## Problem requirements
Among the entries below, find every line that has "next" and pull it out.

**********

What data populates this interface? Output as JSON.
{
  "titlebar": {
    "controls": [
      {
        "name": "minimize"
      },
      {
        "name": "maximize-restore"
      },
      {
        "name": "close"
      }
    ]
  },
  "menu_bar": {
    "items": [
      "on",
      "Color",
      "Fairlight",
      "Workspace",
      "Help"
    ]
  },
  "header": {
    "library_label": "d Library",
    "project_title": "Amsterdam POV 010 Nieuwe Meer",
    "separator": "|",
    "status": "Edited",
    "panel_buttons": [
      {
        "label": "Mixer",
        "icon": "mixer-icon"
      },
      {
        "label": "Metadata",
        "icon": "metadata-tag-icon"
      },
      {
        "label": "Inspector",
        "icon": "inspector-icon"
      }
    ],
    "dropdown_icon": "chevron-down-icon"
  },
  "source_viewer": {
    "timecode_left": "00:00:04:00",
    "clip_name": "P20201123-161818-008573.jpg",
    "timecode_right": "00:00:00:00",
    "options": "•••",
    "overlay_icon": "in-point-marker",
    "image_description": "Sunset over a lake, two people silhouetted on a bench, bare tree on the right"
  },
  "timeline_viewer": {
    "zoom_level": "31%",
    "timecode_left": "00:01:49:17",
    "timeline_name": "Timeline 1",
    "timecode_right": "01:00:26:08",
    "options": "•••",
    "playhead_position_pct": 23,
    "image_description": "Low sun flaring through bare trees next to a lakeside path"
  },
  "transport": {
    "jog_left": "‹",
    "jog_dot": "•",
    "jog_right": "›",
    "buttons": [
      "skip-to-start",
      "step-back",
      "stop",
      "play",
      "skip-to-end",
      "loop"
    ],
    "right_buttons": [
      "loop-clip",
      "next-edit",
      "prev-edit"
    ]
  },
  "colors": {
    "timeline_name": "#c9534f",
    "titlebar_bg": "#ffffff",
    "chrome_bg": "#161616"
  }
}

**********

## The completed task
    "image_description": "Low sun flaring through bare trees next to a lakeside path"
      "next-edit",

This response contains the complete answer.